___ Data excerpts ___

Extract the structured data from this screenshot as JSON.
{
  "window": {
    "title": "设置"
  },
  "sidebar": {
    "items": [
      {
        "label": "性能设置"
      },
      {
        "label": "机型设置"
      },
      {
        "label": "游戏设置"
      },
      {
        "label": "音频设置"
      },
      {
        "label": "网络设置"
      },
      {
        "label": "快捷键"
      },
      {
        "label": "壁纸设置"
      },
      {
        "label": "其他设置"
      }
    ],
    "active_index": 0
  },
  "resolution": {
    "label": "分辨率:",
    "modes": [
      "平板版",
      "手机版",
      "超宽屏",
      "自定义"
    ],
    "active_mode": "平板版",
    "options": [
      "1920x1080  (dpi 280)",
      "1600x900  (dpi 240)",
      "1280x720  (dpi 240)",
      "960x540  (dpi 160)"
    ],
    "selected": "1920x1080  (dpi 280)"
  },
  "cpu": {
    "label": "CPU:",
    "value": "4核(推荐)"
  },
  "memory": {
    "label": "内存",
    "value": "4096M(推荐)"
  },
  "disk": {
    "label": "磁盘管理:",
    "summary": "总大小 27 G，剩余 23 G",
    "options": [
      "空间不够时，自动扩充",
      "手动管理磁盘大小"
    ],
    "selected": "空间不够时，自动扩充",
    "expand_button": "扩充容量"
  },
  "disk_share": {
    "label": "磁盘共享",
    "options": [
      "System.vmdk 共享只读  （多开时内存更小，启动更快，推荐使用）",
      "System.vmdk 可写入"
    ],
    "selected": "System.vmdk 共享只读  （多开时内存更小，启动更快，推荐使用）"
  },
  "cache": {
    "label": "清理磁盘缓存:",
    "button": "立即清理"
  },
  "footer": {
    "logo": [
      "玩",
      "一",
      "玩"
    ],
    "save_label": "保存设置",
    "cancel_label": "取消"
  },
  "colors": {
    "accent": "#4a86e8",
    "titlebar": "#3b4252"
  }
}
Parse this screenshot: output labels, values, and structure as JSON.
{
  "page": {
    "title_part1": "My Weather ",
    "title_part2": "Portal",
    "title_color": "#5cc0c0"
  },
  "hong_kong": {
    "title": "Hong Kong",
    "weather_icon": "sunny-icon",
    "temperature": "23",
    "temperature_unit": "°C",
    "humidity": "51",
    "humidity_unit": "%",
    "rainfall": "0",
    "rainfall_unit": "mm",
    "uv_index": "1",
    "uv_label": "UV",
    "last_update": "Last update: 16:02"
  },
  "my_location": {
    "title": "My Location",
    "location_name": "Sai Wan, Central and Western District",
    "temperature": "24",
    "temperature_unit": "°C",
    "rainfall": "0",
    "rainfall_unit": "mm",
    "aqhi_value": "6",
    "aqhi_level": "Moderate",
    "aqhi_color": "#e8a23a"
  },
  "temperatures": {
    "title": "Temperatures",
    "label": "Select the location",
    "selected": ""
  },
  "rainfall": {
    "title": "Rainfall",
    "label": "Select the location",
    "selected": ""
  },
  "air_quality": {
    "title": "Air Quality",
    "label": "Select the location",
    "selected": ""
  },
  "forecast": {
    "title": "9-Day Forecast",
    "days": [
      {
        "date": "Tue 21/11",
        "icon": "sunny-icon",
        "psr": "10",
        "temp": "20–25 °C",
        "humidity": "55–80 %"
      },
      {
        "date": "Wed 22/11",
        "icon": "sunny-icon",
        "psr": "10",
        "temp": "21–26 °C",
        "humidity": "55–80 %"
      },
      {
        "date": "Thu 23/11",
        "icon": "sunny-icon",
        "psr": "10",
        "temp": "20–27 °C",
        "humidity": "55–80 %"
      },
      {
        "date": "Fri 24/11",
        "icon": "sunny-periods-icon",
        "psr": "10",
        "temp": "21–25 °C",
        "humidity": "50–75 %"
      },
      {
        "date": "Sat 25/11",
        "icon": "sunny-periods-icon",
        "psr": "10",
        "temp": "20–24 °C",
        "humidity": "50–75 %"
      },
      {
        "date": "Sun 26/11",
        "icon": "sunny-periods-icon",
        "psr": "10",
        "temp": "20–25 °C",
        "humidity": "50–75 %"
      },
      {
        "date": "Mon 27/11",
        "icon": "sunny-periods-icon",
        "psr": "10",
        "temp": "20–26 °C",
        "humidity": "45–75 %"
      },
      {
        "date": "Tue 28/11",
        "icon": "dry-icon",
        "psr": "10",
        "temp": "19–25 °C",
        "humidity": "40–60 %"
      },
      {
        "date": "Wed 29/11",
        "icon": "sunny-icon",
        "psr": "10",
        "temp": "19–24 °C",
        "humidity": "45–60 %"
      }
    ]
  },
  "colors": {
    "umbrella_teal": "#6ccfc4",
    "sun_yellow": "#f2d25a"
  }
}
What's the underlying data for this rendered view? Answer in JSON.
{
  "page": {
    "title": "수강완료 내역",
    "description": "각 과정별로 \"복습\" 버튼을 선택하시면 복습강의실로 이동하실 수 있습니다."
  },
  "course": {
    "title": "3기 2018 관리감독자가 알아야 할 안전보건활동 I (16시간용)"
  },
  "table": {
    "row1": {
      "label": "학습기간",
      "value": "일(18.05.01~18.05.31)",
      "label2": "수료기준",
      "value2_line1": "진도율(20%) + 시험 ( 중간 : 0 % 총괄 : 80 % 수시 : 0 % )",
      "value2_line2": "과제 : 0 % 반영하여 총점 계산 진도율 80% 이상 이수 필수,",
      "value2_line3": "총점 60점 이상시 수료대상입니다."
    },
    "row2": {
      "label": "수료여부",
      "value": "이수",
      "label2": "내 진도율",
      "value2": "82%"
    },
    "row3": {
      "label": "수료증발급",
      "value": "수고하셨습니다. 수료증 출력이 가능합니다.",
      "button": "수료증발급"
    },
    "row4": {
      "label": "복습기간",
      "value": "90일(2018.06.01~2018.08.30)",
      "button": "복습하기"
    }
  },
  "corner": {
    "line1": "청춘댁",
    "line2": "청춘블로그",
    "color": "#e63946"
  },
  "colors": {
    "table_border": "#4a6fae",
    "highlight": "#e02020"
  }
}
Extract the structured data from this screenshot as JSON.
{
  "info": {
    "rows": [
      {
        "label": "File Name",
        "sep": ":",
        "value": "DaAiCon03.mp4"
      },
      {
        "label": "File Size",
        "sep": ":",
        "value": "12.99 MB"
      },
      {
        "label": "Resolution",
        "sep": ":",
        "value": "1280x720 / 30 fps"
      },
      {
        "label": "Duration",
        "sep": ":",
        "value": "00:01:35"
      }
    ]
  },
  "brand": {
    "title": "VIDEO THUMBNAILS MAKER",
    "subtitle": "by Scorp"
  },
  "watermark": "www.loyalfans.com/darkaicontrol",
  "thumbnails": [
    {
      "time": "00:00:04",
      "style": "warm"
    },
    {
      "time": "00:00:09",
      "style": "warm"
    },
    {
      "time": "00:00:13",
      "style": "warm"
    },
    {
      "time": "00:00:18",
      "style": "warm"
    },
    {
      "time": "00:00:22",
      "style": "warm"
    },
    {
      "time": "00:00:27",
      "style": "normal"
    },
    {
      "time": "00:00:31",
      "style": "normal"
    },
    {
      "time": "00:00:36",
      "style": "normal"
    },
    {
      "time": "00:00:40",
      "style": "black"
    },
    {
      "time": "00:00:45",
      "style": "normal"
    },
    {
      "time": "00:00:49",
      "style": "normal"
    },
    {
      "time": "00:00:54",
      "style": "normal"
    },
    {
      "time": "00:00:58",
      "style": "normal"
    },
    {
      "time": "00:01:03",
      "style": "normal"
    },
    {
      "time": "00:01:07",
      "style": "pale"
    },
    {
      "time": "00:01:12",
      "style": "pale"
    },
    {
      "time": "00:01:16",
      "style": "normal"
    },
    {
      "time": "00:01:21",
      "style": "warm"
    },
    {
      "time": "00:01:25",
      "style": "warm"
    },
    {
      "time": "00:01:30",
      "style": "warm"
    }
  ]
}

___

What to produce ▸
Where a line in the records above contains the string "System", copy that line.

Completed exercise ▸
      "System.vmdk 共享只读  （多开时内存更小，启动更快，推荐使用）",
      "System.vmdk 可写入"
    "selected": "System.vmdk 共享只读  （多开时内存更小，启动更快，推荐使用）"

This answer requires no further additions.